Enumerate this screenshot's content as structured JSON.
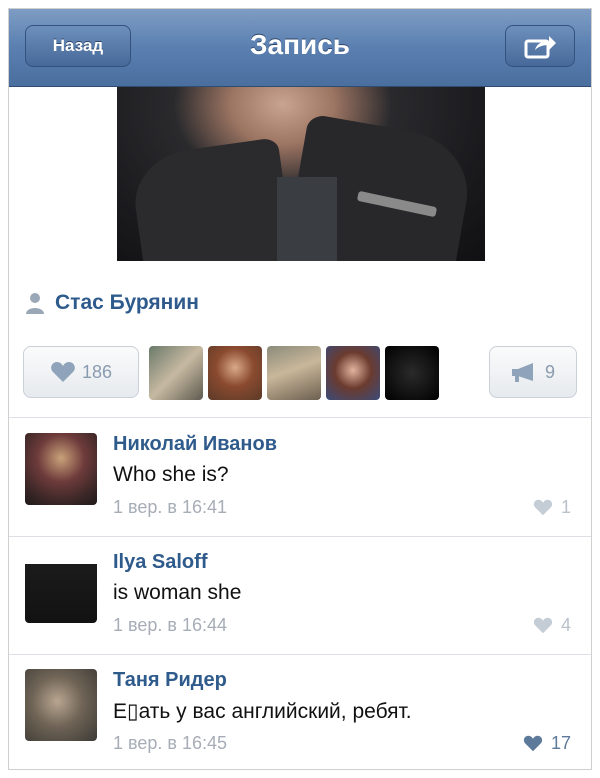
{
  "navbar": {
    "back_label": "Назад",
    "title": "Запись",
    "share_icon": "share-icon"
  },
  "post": {
    "author": "Стас Бурянин",
    "likes": "186",
    "reposts": "9",
    "liker_count_shown": 5
  },
  "comments": [
    {
      "name": "Николай Иванов",
      "text": "Who she is?",
      "time": "1 вер. в 16:41",
      "likes": "1"
    },
    {
      "name": "Ilya Saloff",
      "text": "is woman she",
      "time": "1 вер. в 16:44",
      "likes": "4"
    },
    {
      "name": "Таня Ридер",
      "text": "Е▯ать у вас английский, ребят.",
      "time": "1 вер. в 16:45",
      "likes": "17"
    }
  ],
  "colors": {
    "navbar": "#5a7fb0",
    "link": "#2f5b8c",
    "muted": "#a6adb6"
  }
}
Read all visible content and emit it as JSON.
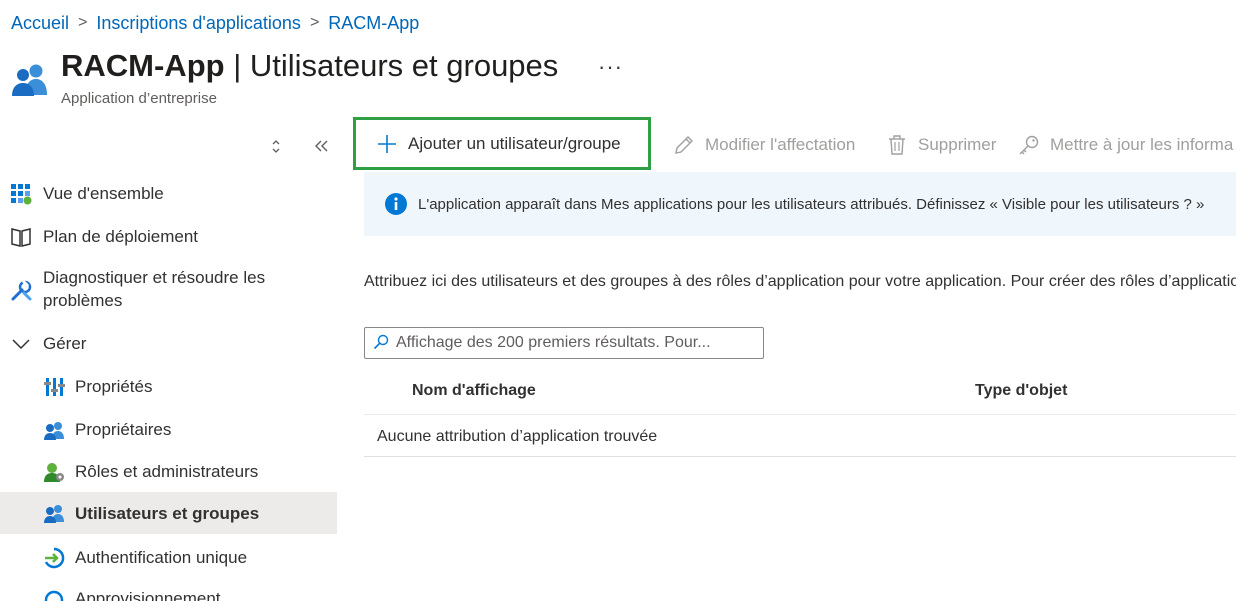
{
  "breadcrumb": {
    "items": [
      "Accueil",
      "Inscriptions d'applications",
      "RACM-App"
    ],
    "separator": ">"
  },
  "header": {
    "title_app": "RACM-App",
    "title_sep": " | ",
    "title_page": "Utilisateurs et groupes",
    "more": "···",
    "subtitle": "Application d’entreprise"
  },
  "sidebar": {
    "items": [
      {
        "label": "Vue d'ensemble",
        "icon": "grid-overview-icon"
      },
      {
        "label": "Plan de déploiement",
        "icon": "book-icon"
      },
      {
        "label": "Diagnostiquer et résoudre les",
        "label2": "problèmes",
        "icon": "wrench-icon"
      },
      {
        "label": "Gérer",
        "icon": "chevron-down-icon"
      },
      {
        "label": "Propriétés",
        "icon": "properties-icon"
      },
      {
        "label": "Propriétaires",
        "icon": "owners-icon"
      },
      {
        "label": "Rôles et administrateurs",
        "icon": "roles-icon"
      },
      {
        "label": "Utilisateurs et groupes",
        "icon": "users-groups-icon",
        "selected": true
      },
      {
        "label": "Authentification unique",
        "icon": "sso-icon"
      },
      {
        "label": "Approvisionnement",
        "icon": "provisioning-icon"
      }
    ]
  },
  "toolbar": {
    "add_label": "Ajouter un utilisateur/groupe",
    "edit_label": "Modifier l'affectation",
    "delete_label": "Supprimer",
    "update_label": "Mettre à jour les informa"
  },
  "info": {
    "text": "L'application apparaît dans Mes applications pour les utilisateurs attribués. Définissez « Visible pour les utilisateurs ? »"
  },
  "description": "Attribuez ici des utilisateurs et des groupes à des rôles d’application pour votre application. Pour créer des rôles d’application",
  "search": {
    "placeholder": "Affichage des 200 premiers résultats. Pour..."
  },
  "table": {
    "columns": [
      "Nom d'affichage",
      "Type d'objet"
    ],
    "empty_message": "Aucune attribution d’application trouvée"
  },
  "colors": {
    "link": "#0067b8",
    "highlight_border": "#2ea043",
    "info_bg": "#eff6fc",
    "info_icon": "#0078d4",
    "selected_bg": "#edebe9"
  }
}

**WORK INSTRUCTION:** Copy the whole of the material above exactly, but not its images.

**SOLVED PROBLEM:**
Enumerate this screenshot's content as structured JSON.
{
  "navbar": {
    "back_label": "Назад",
    "title": "Запись",
    "share_icon": "share-icon"
  },
  "post": {
    "author": "Стас Бурянин",
    "likes": "186",
    "reposts": "9",
    "liker_count_shown": 5
  },
  "comments": [
    {
      "name": "Николай Иванов",
      "text": "Who she is?",
      "time": "1 вер. в 16:41",
      "likes": "1"
    },
    {
      "name": "Ilya Saloff",
      "text": "is woman she",
      "time": "1 вер. в 16:44",
      "likes": "4"
    },
    {
      "name": "Таня Ридер",
      "text": "Е▯ать у вас английский, ребят.",
      "time": "1 вер. в 16:45",
      "likes": "17"
    }
  ],
  "colors": {
    "navbar": "#5a7fb0",
    "link": "#2f5b8c",
    "muted": "#a6adb6"
  }
}
Read all visible content and emit it as JSON.
{
  "breadcrumb": {
    "items": [
      "Accueil",
      "Inscriptions d'applications",
      "RACM-App"
    ],
    "separator": ">"
  },
  "header": {
    "title_app": "RACM-App",
    "title_sep": " | ",
    "title_page": "Utilisateurs et groupes",
    "more": "···",
    "subtitle": "Application d’entreprise"
  },
  "sidebar": {
    "items": [
      {
        "label": "Vue d'ensemble",
        "icon": "grid-overview-icon"
      },
      {
        "label": "Plan de déploiement",
        "icon": "book-icon"
      },
      {
        "label": "Diagnostiquer et résoudre les",
        "label2": "problèmes",
        "icon": "wrench-icon"
      },
      {
        "label": "Gérer",
        "icon": "chevron-down-icon"
      },
      {
        "label": "Propriétés",
        "icon": "properties-icon"
      },
      {
        "label": "Propriétaires",
        "icon": "owners-icon"
      },
      {
        "label": "Rôles et administrateurs",
        "icon": "roles-icon"
      },
      {
        "label": "Utilisateurs et groupes",
        "icon": "users-groups-icon",
        "selected": true
      },
      {
        "label": "Authentification unique",
        "icon": "sso-icon"
      },
      {
        "label": "Approvisionnement",
        "icon": "provisioning-icon"
      }
    ]
  },
  "toolbar": {
    "add_label": "Ajouter un utilisateur/groupe",
    "edit_label": "Modifier l'affectation",
    "delete_label": "Supprimer",
    "update_label": "Mettre à jour les informa"
  },
  "info": {
    "text": "L'application apparaît dans Mes applications pour les utilisateurs attribués. Définissez « Visible pour les utilisateurs ? »"
  },
  "description": "Attribuez ici des utilisateurs et des groupes à des rôles d’application pour votre application. Pour créer des rôles d’application",
  "search": {
    "placeholder": "Affichage des 200 premiers résultats. Pour..."
  },
  "table": {
    "columns": [
      "Nom d'affichage",
      "Type d'objet"
    ],
    "empty_message": "Aucune attribution d’application trouvée"
  },
  "colors": {
    "link": "#0067b8",
    "highlight_border": "#2ea043",
    "info_bg": "#eff6fc",
    "info_icon": "#0078d4",
    "selected_bg": "#edebe9"
  }
}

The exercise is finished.